The automotive industry has big numbers in it’s sales and people but especially accounts, which is why some need saving – like the three big Americans – and others could save. This is the case in Japan, where Prime Minister Shinzo Abe has been asking the big companies for help, needing their money to bolster the country’s ailing economy. And Toyota, with cash sitting in bigger piles than ever, is beginning to comply, with analysts talking about a new $37 billion cash program in the works.
Haruka Kazama, an economist at Mizuho Research Institute is predicting a turning point for the Japanese companies, which until now have been working on building large cash reserves, so as not to be caught off guard anymore – with the financial crisis and Japan’s March 2011 earthquake and tsunami still fresh in their memory. “This year might be the turning point for them to change that tendency,” Kazama said. “They’re now able to start investments they’d postponed.”

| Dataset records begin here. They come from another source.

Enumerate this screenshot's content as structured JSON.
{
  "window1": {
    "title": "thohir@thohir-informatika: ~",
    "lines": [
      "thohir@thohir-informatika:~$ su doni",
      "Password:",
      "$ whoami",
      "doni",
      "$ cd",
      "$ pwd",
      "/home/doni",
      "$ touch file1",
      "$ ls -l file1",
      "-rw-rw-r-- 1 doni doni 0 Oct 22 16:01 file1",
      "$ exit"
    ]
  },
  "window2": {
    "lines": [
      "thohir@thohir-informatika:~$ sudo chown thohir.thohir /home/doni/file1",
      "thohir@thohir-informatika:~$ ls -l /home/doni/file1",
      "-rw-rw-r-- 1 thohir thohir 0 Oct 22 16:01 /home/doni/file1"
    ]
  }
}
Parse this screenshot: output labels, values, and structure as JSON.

The Nikkei 225 Stock Average benchmark has grown 69 percent in the past year on the account of Abe’s financial and fiscal policies that weakened the yen, boosting exporters’ earnings from overseas. In this climate, Toyota became once again the rising star of the economy, with shares doubling in the 12 months through August 2 as the yen weakened 21 percent against the dollar. This also prompted the net income to almost double to 562.2 billion yen ($5.7 billion) last quarter (more than GM and VW can account for, together). This happened because of the weaker yen, but also because US sales rose once again.

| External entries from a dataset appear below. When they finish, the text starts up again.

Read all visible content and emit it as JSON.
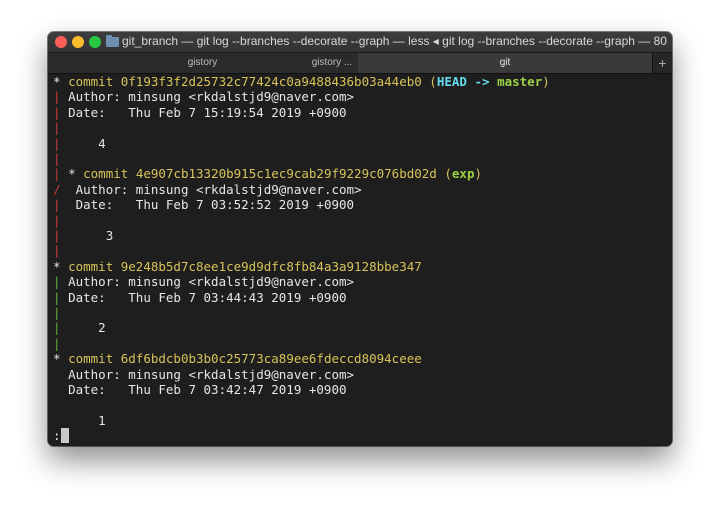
{
  "window": {
    "title": "git_branch — git log --branches --decorate --graph — less ◂ git log --branches --decorate --graph — 80..."
  },
  "tabs": [
    {
      "label": "gistory"
    },
    {
      "label": "gistory ..."
    },
    {
      "label": "git"
    }
  ],
  "new_tab_label": "+",
  "log": {
    "c1": {
      "star": "*",
      "prefix": "commit ",
      "hash": "0f193f3f2d25732c77424c0a9488436b03a44eb0",
      "open": " (",
      "head": "HEAD -> ",
      "branch": "master",
      "close": ")",
      "author": "Author: minsung <rkdalstjd9@naver.com>",
      "date": "Date:   Thu Feb 7 15:19:54 2019 +0900",
      "message": "4"
    },
    "c2": {
      "star": "*",
      "prefix": "commit ",
      "hash": "4e907cb13320b915c1ec9cab29f9229c076bd02d",
      "open": " (",
      "branch": "exp",
      "close": ")",
      "author": "Author: minsung <rkdalstjd9@naver.com>",
      "date": "Date:   Thu Feb 7 03:52:52 2019 +0900",
      "message": "3"
    },
    "c3": {
      "star": "*",
      "prefix": "commit ",
      "hash": "9e248b5d7c8ee1ce9d9dfc8fb84a3a9128bbe347",
      "author": "Author: minsung <rkdalstjd9@naver.com>",
      "date": "Date:   Thu Feb 7 03:44:43 2019 +0900",
      "message": "2"
    },
    "c4": {
      "star": "*",
      "prefix": "commit ",
      "hash": "6df6bdcb0b3b0c25773ca89ee6fdeccd8094ceee",
      "author": "Author: minsung <rkdalstjd9@naver.com>",
      "date": "Date:   Thu Feb 7 03:42:47 2019 +0900",
      "message": "1"
    },
    "graph": {
      "pipe": "|",
      "slash": "/"
    },
    "prompt": ":"
  },
  "colors": {
    "hash": "#d7c35a",
    "head": "#67d8ef",
    "branch": "#9bd045",
    "graph_red": "#c83b3b",
    "graph_green": "#5fb13f"
  }
}
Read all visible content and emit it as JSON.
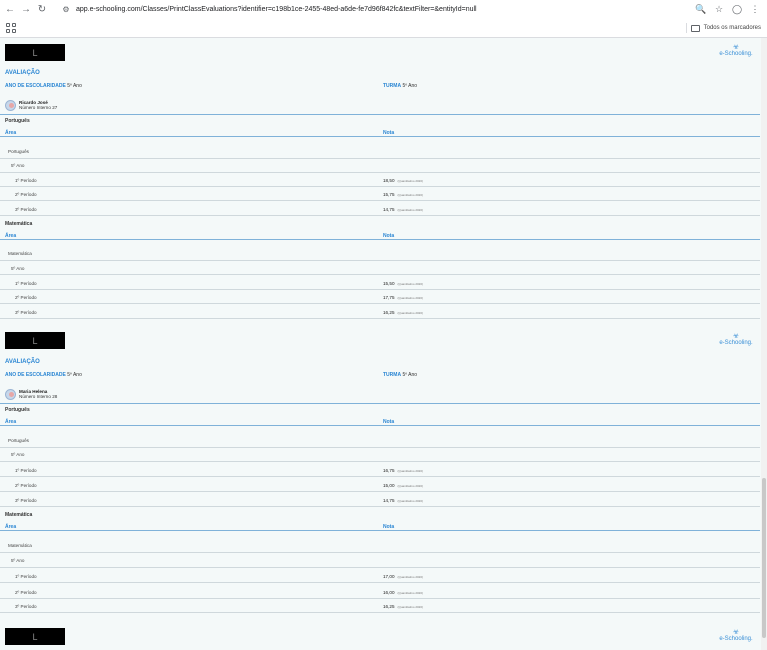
{
  "browser": {
    "url": "app.e-schooling.com/Classes/PrintClassEvaluations?identifier=c198b1ce-2455-48ed-a6de-fe7d96f842fc&textFilter=&entityId=null",
    "bookmarks_all": "Todos os marcadores"
  },
  "page": {
    "logo_text": "L",
    "brand": "e-Schooling.",
    "section_title": "AVALIAÇÃO",
    "grade_label": "ANO DE ESCOLARIDADE",
    "class_label": "TURMA",
    "col_area": "Área",
    "col_nota": "Nota"
  },
  "students": [
    {
      "grade_value": "5º Ano",
      "class_value": "5º Ano",
      "name": "Ricardo José",
      "number": "Número Interno 27",
      "subjects": [
        {
          "title": "Português",
          "area": "Português",
          "year": "5º Ano",
          "periods": [
            {
              "label": "1º Período",
              "grade": "18,50",
              "note": "(Quantitativo 2020)"
            },
            {
              "label": "2º Período",
              "grade": "15,75",
              "note": "(Quantitativo 2020)"
            },
            {
              "label": "3º Período",
              "grade": "14,75",
              "note": "(Quantitativo 2020)"
            }
          ]
        },
        {
          "title": "Matemática",
          "area": "Matemática",
          "year": "5º Ano",
          "periods": [
            {
              "label": "1º Período",
              "grade": "15,50",
              "note": "(Quantitativo 2020)"
            },
            {
              "label": "2º Período",
              "grade": "17,75",
              "note": "(Quantitativo 2020)"
            },
            {
              "label": "3º Período",
              "grade": "16,25",
              "note": "(Quantitativo 2020)"
            }
          ]
        }
      ]
    },
    {
      "grade_value": "5º Ano",
      "class_value": "5º Ano",
      "name": "Maria Helena",
      "number": "Número Interno 28",
      "subjects": [
        {
          "title": "Português",
          "area": "Português",
          "year": "5º Ano",
          "periods": [
            {
              "label": "1º Período",
              "grade": "16,75",
              "note": "(Quantitativo 2020)"
            },
            {
              "label": "2º Período",
              "grade": "15,00",
              "note": "(Quantitativo 2020)"
            },
            {
              "label": "3º Período",
              "grade": "14,75",
              "note": "(Quantitativo 2020)"
            }
          ]
        },
        {
          "title": "Matemática",
          "area": "Matemática",
          "year": "5º Ano",
          "periods": [
            {
              "label": "1º Período",
              "grade": "17,00",
              "note": "(Quantitativo 2020)"
            },
            {
              "label": "2º Período",
              "grade": "16,00",
              "note": "(Quantitativo 2020)"
            },
            {
              "label": "3º Período",
              "grade": "16,25",
              "note": "(Quantitativo 2020)"
            }
          ]
        }
      ]
    }
  ]
}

Toyota had for the quarter a record cash balance of 225 trillion yen (it exceeds Italy’s economy, for example), with cash and marketable securities rising 11 percent, according to Bloomberg analysts. This means the company can now respond to the Prime Minister’s call for help, as Abe is trying to challenge the conservative approach of top Japanese companies in order to jump start the Rising Sun’s economy, which has stagnated for the past two decades.

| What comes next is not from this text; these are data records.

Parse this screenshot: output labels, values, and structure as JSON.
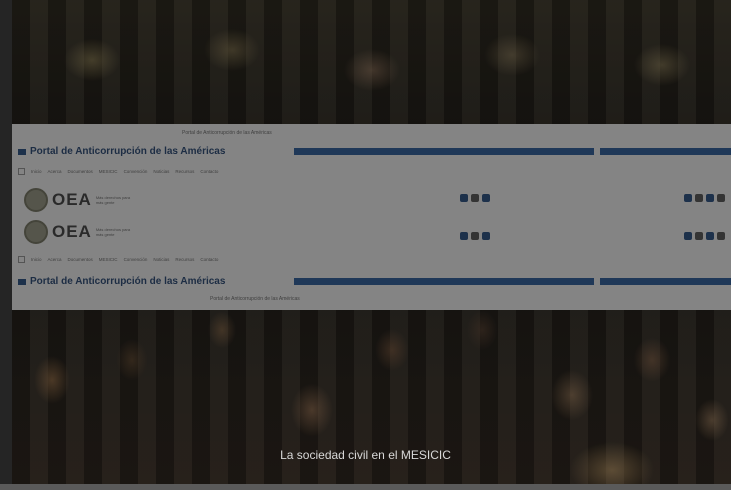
{
  "panel": {
    "top_caption": "Portal de Anticorrupción de las Américas",
    "sections": [
      {
        "title": "Portal de Anticorrupción de las Américas",
        "nav_items": [
          "Inicio",
          "Acerca",
          "Documentos",
          "MESICIC",
          "Convención",
          "Noticias",
          "Recursos",
          "Contacto"
        ]
      },
      {
        "title": "Portal de Anticorrupción de las Américas",
        "nav_items": [
          "Inicio",
          "Acerca",
          "Documentos",
          "MESICIC",
          "Convención",
          "Noticias",
          "Recursos",
          "Contacto"
        ]
      }
    ],
    "logos": [
      {
        "text": "OEA",
        "sub": "Más derechos para más gente"
      },
      {
        "text": "OEA",
        "sub": "Más derechos para más gente"
      }
    ],
    "bottom_caption": "Portal de Anticorrupción de las Américas"
  },
  "caption": "La sociedad civil en el MESICIC"
}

Toyota is now raising capital spending and research expenditure by 10 percent this fiscal year, paying workers the highest bonuses since 2008. They are also targeting to return 30% of profit to investors through dividends, so payouts will increase as income climbs. And, as the company accounts for 75 percent of its ownership in Japan, this means even more money comes back to the economy.